At The Intercept, Sam Biddle reveals Facebook's whispered-of secret blacklist: the people and organizations verboten on the site. The list "disproportionately punishes certain communities" and includes "politicians, writers, charities, hospitals, hundreds of music acts, and long-dead historical figures". Facebook has repeatedly been asked to publish it, including by its own oversight board, but refuses to do so.
The Intercept has reviewed a snapshot of the full DIO list and is today publishing a reproduction of the material in its entirety, with only minor redactions and edits to improve clarity. It is also publishing a set of associated policy documents, created to help moderators decide what posts to delete and what users to punish.
"Facebook puts users in a near-impossible position by telling them they can't post about dangerous groups and individuals, but then refusing to publicly identify who it considers dangerous," said Faiza Patel, co-director of the Brennan Center for Justice's liberty and national security program, who reviewed the material.
Facebook, for its part, says that it doesn't want to publish hate groups and terrorists and doesn't want to tip them off either. Reasonable enough…
Though the experts who reviewed the material say Facebook's policy is unduly obscured from and punitive toward users, it is nonetheless a reflection of a genuine dilemma facing the company. After the Myanmar genocide, the company recognized it had become perhaps the most powerful system ever assembled for the global algorithmic distribution of violent incitement.
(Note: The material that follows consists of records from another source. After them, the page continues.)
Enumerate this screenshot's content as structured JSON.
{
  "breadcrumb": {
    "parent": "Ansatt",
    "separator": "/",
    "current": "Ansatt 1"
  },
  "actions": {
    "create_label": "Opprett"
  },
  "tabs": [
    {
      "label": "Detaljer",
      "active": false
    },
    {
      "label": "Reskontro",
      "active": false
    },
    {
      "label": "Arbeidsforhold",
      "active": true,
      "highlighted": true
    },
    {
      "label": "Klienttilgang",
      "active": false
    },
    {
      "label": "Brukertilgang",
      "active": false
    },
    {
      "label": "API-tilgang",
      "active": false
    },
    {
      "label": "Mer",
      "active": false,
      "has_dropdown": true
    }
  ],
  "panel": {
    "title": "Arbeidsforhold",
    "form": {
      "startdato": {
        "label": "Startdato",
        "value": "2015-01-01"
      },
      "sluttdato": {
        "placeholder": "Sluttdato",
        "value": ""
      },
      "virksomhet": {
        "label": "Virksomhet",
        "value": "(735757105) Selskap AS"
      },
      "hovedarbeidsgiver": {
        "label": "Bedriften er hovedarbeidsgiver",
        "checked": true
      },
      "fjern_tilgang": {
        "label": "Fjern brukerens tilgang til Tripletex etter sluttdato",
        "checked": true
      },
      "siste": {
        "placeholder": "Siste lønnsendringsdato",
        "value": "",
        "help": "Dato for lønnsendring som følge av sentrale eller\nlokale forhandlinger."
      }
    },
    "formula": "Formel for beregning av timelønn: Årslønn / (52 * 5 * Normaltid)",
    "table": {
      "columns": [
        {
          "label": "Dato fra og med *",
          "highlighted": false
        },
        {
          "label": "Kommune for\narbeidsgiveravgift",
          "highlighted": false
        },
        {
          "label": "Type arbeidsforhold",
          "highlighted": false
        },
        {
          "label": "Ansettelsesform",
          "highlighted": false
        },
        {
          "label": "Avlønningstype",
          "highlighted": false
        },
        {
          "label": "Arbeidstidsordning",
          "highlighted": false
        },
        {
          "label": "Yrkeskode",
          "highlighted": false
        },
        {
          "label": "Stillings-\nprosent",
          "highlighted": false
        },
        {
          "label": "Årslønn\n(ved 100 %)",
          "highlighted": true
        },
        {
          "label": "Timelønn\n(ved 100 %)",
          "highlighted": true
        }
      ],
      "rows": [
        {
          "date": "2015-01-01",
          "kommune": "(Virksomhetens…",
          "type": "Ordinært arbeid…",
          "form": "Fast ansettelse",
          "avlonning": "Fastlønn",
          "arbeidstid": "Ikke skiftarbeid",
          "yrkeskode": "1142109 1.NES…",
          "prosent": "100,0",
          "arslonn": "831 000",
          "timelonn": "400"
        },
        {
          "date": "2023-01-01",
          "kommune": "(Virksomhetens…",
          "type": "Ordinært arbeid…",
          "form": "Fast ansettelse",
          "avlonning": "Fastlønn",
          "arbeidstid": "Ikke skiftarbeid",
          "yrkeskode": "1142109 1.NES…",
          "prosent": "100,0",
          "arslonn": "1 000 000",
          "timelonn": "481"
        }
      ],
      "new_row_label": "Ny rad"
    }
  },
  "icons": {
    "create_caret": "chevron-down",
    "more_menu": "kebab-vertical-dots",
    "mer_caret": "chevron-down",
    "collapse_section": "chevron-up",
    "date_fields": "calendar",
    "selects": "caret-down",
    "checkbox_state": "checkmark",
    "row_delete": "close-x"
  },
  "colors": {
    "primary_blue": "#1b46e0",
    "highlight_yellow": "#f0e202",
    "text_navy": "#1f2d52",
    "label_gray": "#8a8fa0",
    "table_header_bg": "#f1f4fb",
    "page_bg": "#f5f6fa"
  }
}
…but as Biddle points out, the focus on Islamists and leftists results in predictable bias.